Unfortunately, their enthusiasm led them into a maze of problems. The lease and buildout took months to finish. Meanwhile, they had never finished their client marketing plan. So for six months they had to keep writing checks to landlords and contractors while they had no significant client income. While our original plan allowed them to leave their prior jobs and focus on the new business, the cash burn rate meant that they couldn’t make that change. Burning the candle at both ends meant excruciatingly slow progress for the new business.
They closed their doors two months ago, a year after they first came to us. Total client count: 22.
5) The “Wrong Problem” Trap
A large and upscale health club talked with us about how to increase membership. They had a full-time commissioned sales force but the member count remained flat. They felt that buying a list of email addresses would be an excellent way to market to people who were unfamiliar with their club.
Turned out that they were trying to solve the wrong problem. Located in a rapidly growing city, they had plenty of prospects. But their sales compensation plan motivated the salesforce to sign up every warm body that walked in the door, whether they were a good fit for the club or not. The result was that a third of the new members were there only while the free month’s trial applied…a third simply didn’t like it…and the remaining third, who were initially enthusiastic, were totally turned off by the actual experience versus what they had been led to expect.

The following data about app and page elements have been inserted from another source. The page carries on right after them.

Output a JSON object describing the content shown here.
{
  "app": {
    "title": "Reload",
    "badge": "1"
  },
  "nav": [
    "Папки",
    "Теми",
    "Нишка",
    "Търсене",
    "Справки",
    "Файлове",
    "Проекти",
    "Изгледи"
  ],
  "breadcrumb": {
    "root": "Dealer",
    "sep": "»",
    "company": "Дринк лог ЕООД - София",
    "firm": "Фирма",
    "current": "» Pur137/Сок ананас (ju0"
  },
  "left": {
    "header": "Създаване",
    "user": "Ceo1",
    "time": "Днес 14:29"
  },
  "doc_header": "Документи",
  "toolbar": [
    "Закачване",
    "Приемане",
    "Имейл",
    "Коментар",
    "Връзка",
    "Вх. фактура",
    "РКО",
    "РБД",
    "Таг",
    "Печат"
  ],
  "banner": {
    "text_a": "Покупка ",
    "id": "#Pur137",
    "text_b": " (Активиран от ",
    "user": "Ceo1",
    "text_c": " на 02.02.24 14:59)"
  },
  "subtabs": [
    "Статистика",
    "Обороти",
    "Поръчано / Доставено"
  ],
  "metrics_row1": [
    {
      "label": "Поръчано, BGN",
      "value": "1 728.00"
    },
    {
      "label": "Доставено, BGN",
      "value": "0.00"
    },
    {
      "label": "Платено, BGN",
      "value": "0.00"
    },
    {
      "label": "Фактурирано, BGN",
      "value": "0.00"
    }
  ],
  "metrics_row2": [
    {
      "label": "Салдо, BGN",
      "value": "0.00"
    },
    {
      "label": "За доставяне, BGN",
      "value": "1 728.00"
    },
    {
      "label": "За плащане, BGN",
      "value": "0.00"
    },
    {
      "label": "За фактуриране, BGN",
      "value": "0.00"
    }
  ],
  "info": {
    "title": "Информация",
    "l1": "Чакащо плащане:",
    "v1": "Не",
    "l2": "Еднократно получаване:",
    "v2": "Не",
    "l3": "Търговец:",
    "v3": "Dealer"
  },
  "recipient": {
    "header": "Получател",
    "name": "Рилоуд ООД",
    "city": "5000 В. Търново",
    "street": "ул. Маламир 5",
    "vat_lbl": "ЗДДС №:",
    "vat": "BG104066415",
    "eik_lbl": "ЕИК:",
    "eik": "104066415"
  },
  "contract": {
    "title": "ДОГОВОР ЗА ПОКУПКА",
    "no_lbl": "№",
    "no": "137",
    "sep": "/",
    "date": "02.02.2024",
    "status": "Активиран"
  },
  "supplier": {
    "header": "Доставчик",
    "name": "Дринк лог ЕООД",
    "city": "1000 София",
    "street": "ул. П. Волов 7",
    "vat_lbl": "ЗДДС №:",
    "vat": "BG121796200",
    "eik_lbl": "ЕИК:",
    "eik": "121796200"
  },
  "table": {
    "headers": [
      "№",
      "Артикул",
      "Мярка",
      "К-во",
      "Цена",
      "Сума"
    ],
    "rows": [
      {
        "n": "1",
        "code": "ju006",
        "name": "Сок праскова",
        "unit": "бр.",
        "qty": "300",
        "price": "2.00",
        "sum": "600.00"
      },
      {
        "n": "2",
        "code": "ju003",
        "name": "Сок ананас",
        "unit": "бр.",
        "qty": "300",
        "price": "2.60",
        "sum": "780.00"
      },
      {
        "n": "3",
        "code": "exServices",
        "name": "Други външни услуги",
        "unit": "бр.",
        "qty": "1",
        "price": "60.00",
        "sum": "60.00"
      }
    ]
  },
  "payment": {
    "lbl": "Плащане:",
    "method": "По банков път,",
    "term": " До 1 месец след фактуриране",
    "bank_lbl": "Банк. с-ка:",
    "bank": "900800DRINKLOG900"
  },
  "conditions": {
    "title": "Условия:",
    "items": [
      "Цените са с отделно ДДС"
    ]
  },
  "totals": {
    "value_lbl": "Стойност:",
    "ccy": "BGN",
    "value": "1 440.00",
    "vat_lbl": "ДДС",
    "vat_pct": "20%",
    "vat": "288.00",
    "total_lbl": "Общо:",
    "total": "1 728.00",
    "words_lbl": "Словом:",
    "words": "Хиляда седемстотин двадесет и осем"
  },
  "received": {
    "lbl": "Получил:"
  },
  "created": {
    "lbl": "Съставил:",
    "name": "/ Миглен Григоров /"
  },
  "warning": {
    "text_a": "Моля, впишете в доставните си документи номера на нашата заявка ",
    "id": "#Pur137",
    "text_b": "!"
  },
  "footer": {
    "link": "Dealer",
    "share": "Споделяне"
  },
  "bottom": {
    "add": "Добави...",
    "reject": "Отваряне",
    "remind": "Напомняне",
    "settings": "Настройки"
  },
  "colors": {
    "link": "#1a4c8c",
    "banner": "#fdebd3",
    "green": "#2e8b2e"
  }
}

Trying to buy email lists to provide a never-ending supply of new prospects was a solution for the wrong problem. Our client needed to 1) get clear on which customers they really wanted to hang on to; 2) design a marketing program to attract those customers only; and 3) modify the sales compensation plan to reward sales people for finding only members who actually became long-term customers.